On Sunday Father Scanlan, at the Roman Catholic Church, called upon all right-minded people to help the police and maintain the authority of the law. He said that numerous friends had condoled with him on account of the death of Constable Scanlan, whom they had heard was his cousin. There was no relationship between them, but the manner in which the deceased trooper had conducted himself in the district would have made him (Father Scanlan) proud to call him a kinsman.

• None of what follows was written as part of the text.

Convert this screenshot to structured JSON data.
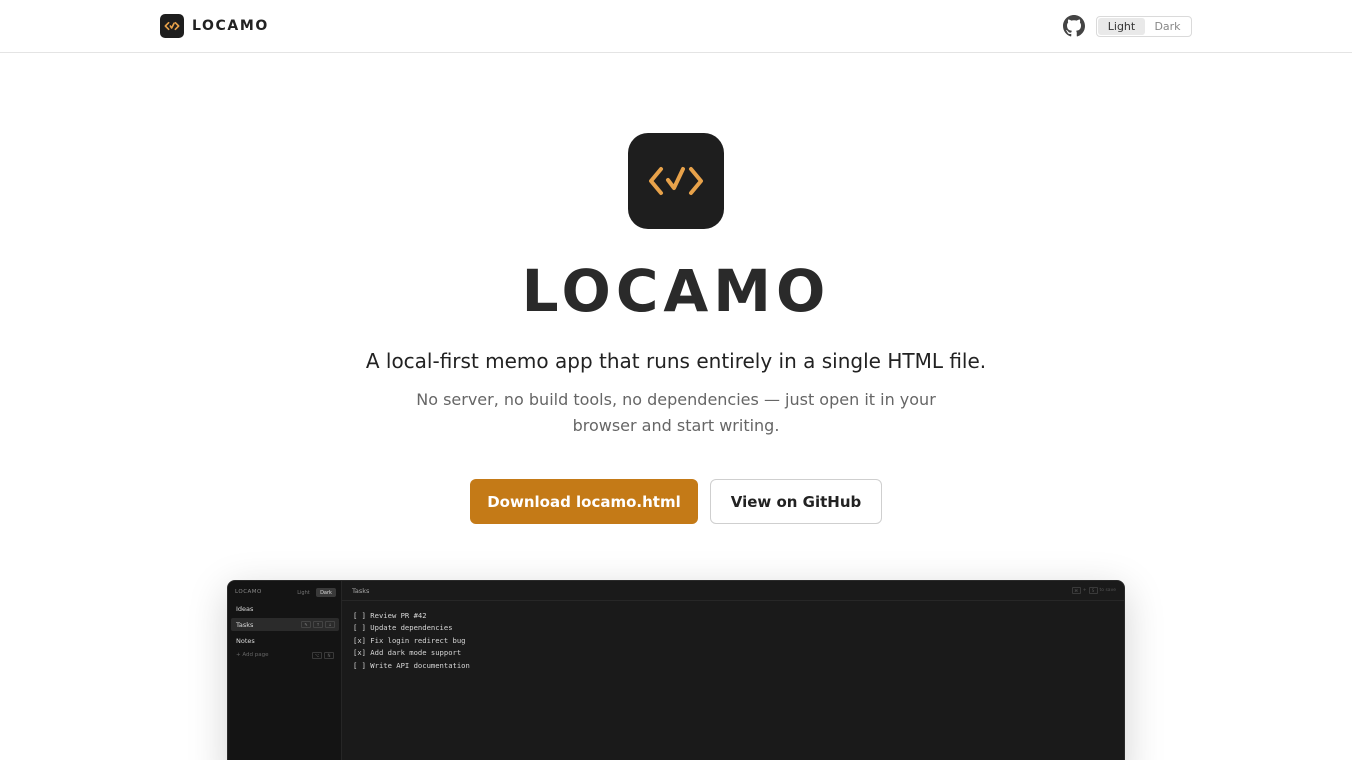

The reverend gentleman is bestirring himself about the erection of a monument in the Mansfield Cemetery.
Born, John L Scanlon at Ballylongford, Lisselton in Jan. 1847, Ordained at All Hallows 1871, died 8th January 1880
Until 1874 the entire colony of Victoria was under the care of the arch diocese of Melbourne. The suffragen Dioceses of Ballarat and Sandhurst came into being. Sandhurst was then served by seven priests and the four parishes forming the new diocese were Bendigo, Echuca, Wangaratta and Beechworth. In 1876, two years later, the parishes of Chiltern, Benalla and Nagambie were established.
1855 – From Beechworth, a potential Federal Capital, Fr Patrick Smyth came to Benalla to build its first Church/School in 1855. The 1st mass offered in Benalla was on the site of what was later to become the “Liverpool Arms” hotel
1858 – St Joseph’s School established.
1866 – First St Joseph’s church built.
1876 – Benalla remained under the guidance of Wangaratta until 1876 when Fr John Scanlon, the assistant priest of Beechworth, became the 1st pastor with headquarters in Benalla. His health deteriorated and at an early age of 33, he died in January 1880. Our Lady’s altar in St Joseph’s was erected in his memory.”
Scanlon is a name we often meet in North Kerry. Maybe Fr. Scanlon still has relatives living here.
Both of these photos were taken in the same location, Limerick Railway Station. It looks very much the same today, except of course for the soldiers and horse drawn carriages.
This is a little gem of a film about the demise of the public phone box, with poignant footage of some older people talking about the role of the phone box in their lives.
The film prompted me to go out and photograph what was left in the way of public phone booths in Listowel. I’d welcome anyone’s reminiscences of using public phones in these parts. I know some people have interesting stories to tell.
|2 phone booth in The Square
There used to be one in O’Connell’s Ave., in Ballygologue Park, in Main Street and one inside and one outside the post office. All of these are gone now.
Do you know that the minimum charge for a call from a public phone box is now €2. It increased 100% this month. The rate per minute has also doubled so a five minute chat on a public phone in Ireland will cost you €5.
Since Ireland has one of the highest instances of mobile phone ownership, this new price hike ensures that public phones will be used even less than at present.
“But the 1,051,947 calls made in 2012 is small compared to 5,929,791 calls in 2007. There were 2,287 pay phones at the end of 2012 compared to 5,523 payphones six years ago.”
These are Eircom figures. I think there might be a few phone boxes from other providers in large areas of population.